Review: Made in Korea #1
George Schall’s cover for Made in Korea #1 has to be considered one of the best in 2021. It’s what made me stop scrolling through the list of upcoming comics I was scanning, looking for my next fix. Once I saw Jeremy Holt was involved, the writer behind Skip to the End and Southern Dog, I knew the quality of the story would match the grotesque wonders of the cover.
Made in Korea centers on a couple that’s debating whether to bring a child into their family. Thing is, the child in question is a kind of ultra-realistic android that’s programmed to behave like a real son or daughter. As is the case with technological innovation, the android kid is expensive and seemingly available only to those privileged enough to have easy access to the required funds.
The title’s manufacturing reference isn’t there for show either.

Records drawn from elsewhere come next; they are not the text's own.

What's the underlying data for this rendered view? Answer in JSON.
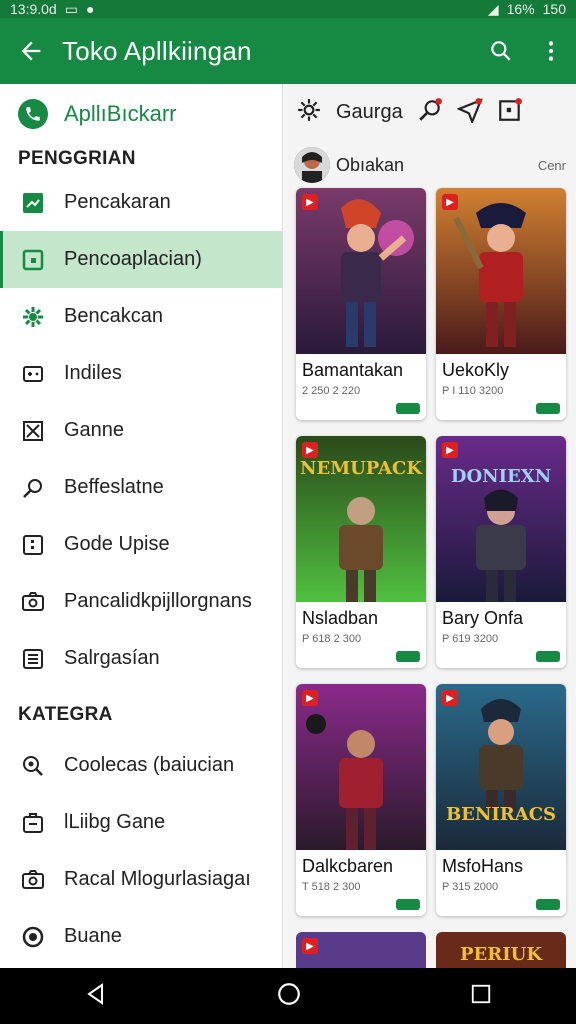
{
  "status": {
    "time": "13:9.0d",
    "battery": "16%",
    "right_num": "150"
  },
  "app_bar": {
    "title": "Toko Apllkiingan",
    "back_icon": "back-arrow-icon",
    "search_icon": "search-icon",
    "more_icon": "more-vert-icon"
  },
  "drawer": {
    "header_label": "ApllıBıckarr",
    "section1": "PENGGRIAN",
    "items": [
      {
        "label": "Pencakaran",
        "icon": "trending-icon"
      },
      {
        "label": "Pencoaplacian)",
        "icon": "square-dot-icon",
        "active": true
      },
      {
        "label": "Bencakcan",
        "icon": "gear-icon"
      },
      {
        "label": "Indiles",
        "icon": "gamepad-icon"
      },
      {
        "label": "Ganne",
        "icon": "box-x-icon"
      },
      {
        "label": "Beffeslatne",
        "icon": "search-icon"
      },
      {
        "label": "Gode Upise",
        "icon": "frame-icon"
      },
      {
        "label": "Pancalidkpijllorgnans",
        "icon": "camera-icon"
      },
      {
        "label": "Salrgasían",
        "icon": "list-icon"
      }
    ],
    "section2": "KATEGRA",
    "items2": [
      {
        "label": "Coolecas (baiucian",
        "icon": "zoom-icon"
      },
      {
        "label": "lLiibg Gane",
        "icon": "briefcase-icon"
      },
      {
        "label": "Racal Mlogurlasiagaı",
        "icon": "camera-icon"
      },
      {
        "label": "Buane",
        "icon": "radio-icon"
      }
    ]
  },
  "main": {
    "tab_label": "Gaurga",
    "user_name": "Obıakan",
    "user_tag": "Cenr",
    "cards": [
      {
        "name": "Bamantakan",
        "meta": "2 250 2 220",
        "hue": "#5a2a4a",
        "accent": "#d04428"
      },
      {
        "name": "UekoKly",
        "meta": "P I 110 3200",
        "hue": "#7a2a1a",
        "accent": "#f0a030"
      },
      {
        "name": "Nsladban",
        "meta": "P 618 2 300",
        "hue": "#2a4a1a",
        "accent": "#e0c040",
        "banner": "NEMUPACK"
      },
      {
        "name": "Bary Onfa",
        "meta": "P 619 3200",
        "hue": "#3a1a5a",
        "accent": "#c040c0",
        "banner": "DONIEXN"
      },
      {
        "name": "Dalkcbaren",
        "meta": "T 518 2 300",
        "hue": "#4a1a4a",
        "accent": "#a02030"
      },
      {
        "name": "MsfoHans",
        "meta": "P 315 2000",
        "hue": "#1a3a5a",
        "accent": "#e0a020",
        "banner": "BENIRACS"
      }
    ],
    "partial": [
      {
        "hue": "#5a3a8a",
        "banner": ""
      },
      {
        "hue": "#6a2a1a",
        "banner": "PERIUK"
      }
    ]
  },
  "nav": {
    "back": "nav-back-icon",
    "home": "nav-home-icon",
    "recents": "nav-recents-icon"
  }
}
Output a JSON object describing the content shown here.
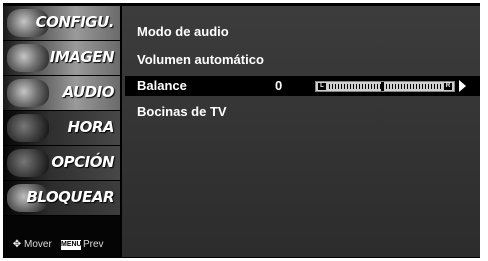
{
  "sidebar": {
    "tabs": [
      {
        "label": "CONFIGU.",
        "icon": "config-art-icon"
      },
      {
        "label": "IMAGEN",
        "icon": "film-art-icon"
      },
      {
        "label": "AUDIO",
        "icon": "speaker-art-icon"
      },
      {
        "label": "HORA",
        "icon": "clock-art-icon"
      },
      {
        "label": "OPCIÓN",
        "icon": "option-art-icon"
      },
      {
        "label": "BLOQUEAR",
        "icon": "lock-art-icon"
      }
    ],
    "hints": {
      "move_label": "Mover",
      "menu_key": "MENU",
      "prev_label": "Prev"
    }
  },
  "menu": {
    "items": [
      "Modo de audio",
      "Volumen automático",
      "Balance",
      "Bocinas de TV"
    ],
    "selected": "Balance",
    "balance_value": "0",
    "slider": {
      "left_label": "L",
      "right_label": "R",
      "position": 0
    }
  }
}
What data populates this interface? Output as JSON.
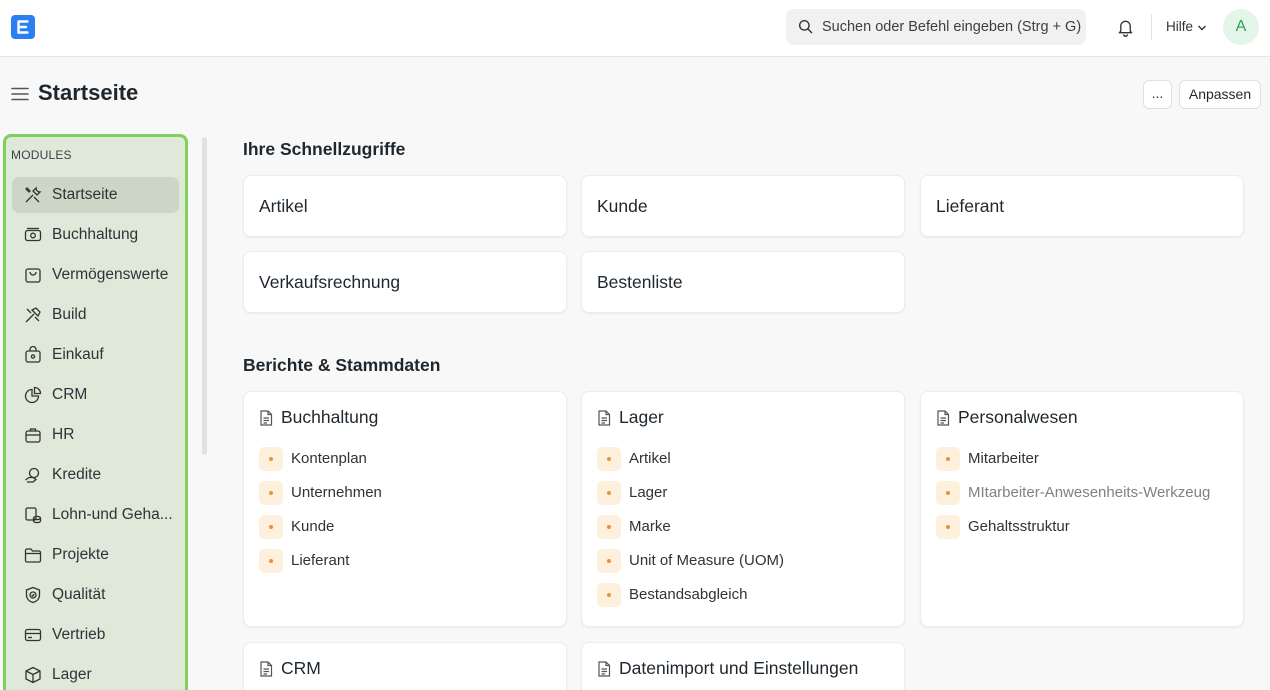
{
  "navbar": {
    "search_placeholder": "Suchen oder Befehl eingeben (Strg + G)",
    "help_label": "Hilfe",
    "avatar_initial": "A"
  },
  "page": {
    "title": "Startseite",
    "more_label": "...",
    "customize_label": "Anpassen"
  },
  "sidebar": {
    "title": "MODULES",
    "items": [
      {
        "label": "Startseite",
        "icon": "tools-icon",
        "active": true
      },
      {
        "label": "Buchhaltung",
        "icon": "money-icon"
      },
      {
        "label": "Vermögenswerte",
        "icon": "bag-icon"
      },
      {
        "label": "Build",
        "icon": "hammer-icon"
      },
      {
        "label": "Einkauf",
        "icon": "shopping-bag-icon"
      },
      {
        "label": "CRM",
        "icon": "pie-chart-icon"
      },
      {
        "label": "HR",
        "icon": "briefcase-icon"
      },
      {
        "label": "Kredite",
        "icon": "hand-coins-icon"
      },
      {
        "label": "Lohn-und Geha...",
        "icon": "payroll-icon"
      },
      {
        "label": "Projekte",
        "icon": "folder-icon"
      },
      {
        "label": "Qualität",
        "icon": "shield-check-icon"
      },
      {
        "label": "Vertrieb",
        "icon": "card-icon"
      },
      {
        "label": "Lager",
        "icon": "box-icon"
      }
    ]
  },
  "shortcuts": {
    "title": "Ihre Schnellzugriffe",
    "items": [
      "Artikel",
      "Kunde",
      "Lieferant",
      "Verkaufsrechnung",
      "Bestenliste"
    ]
  },
  "reports": {
    "title": "Berichte & Stammdaten",
    "cards": [
      {
        "title": "Buchhaltung",
        "links": [
          "Kontenplan",
          "Unternehmen",
          "Kunde",
          "Lieferant"
        ]
      },
      {
        "title": "Lager",
        "links": [
          "Artikel",
          "Lager",
          "Marke",
          "Unit of Measure (UOM)",
          "Bestandsabgleich"
        ]
      },
      {
        "title": "Personalwesen",
        "links": [
          "Mitarbeiter",
          "MItarbeiter-Anwesenheits-Werkzeug",
          "Gehaltsstruktur"
        ]
      },
      {
        "title": "CRM",
        "links": []
      },
      {
        "title": "Datenimport und Einstellungen",
        "links": []
      }
    ]
  },
  "colors": {
    "accent": "#2b7ff0",
    "sidebar_highlight_border": "#7ed15a",
    "link_dot": "#e8913a"
  }
}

The android children are actually made in Korea, which allows Holt and Schall to add an entirely different but interconnected story thread that, in this case, sees a Korean programmer trying to crack a code that could have an effect in android behavior.
Holt’s script is quite naturalistic, presenting well-rounded characters that feel genuine. Everyone is infused with personality and I appreciated how opinionated they were when commenting on the small but meaningful changes their world has gone through.
Those small details will make any fan of Phillip K. Dick proud as they build up a sci-fi world that thrives on complex subtleties without letting big ideas get too watered down in the process. There’s a delicate balance struck between character moments and big plot events that keeps things moving at a quick but measured pace.
A few pages are also borrowed from the movie Logan in terms of the comic’s worldbuilding, in which the subtle bits of sci-fi that are shown also develop the setting and the characters’ place in it. The near future of Made in Korea is a place that’s taken noticeable steps in technological evolution without making it come off as overwhelming and all-encompassing.
Holt and Schall also find the time to bring up conversations about artificial intelligence, the capacity advanced tech has to adapt and perhaps surpass humanity, and technological co-dependence. There’s even a reference to Dick’s famous novel Do Androids Dream of Electric Sheep?, thrown in to establish the kind of sci-fi Made in Korea is going for.
Schell’s art perfectly captures the shine that’s often associated with certain idealized versions of the future. It’s crisp, clean, and sleek, as if the future is obsessed with keeping things in their right place, if only for appearances sake. Schell doesn’t go for the dirty, gritty sci-fi look of Blade Runner, Akira, and Brazil, where trash and rundown high-rises color the environment. Instead, he goes for visuals that contain hidden dangers buried deep within suburban standards of life.
Made in Korea packs a lot into its first issue. The six-issue miniseries is ambitious and expansive, worthy of the topic it settled on. There’s something lurking in its pages that looks like it’ll blow up in later issues concerning the questions that come with adopting a child among couples that can’t conceive. Just how much that’ll figure in the story remains to be seen, but what’s here is already enough to make for an exceptional comic.
Made in Korea #1 will be released in comic shops on May 26, 2021.
Story: Jeremy Holt Art: George Schall Letters: Adam Wollet
Story: 10 Art: 10 Overall: 10
Recommendation: Buy and make sure your robotic appliances aren’t becoming sentient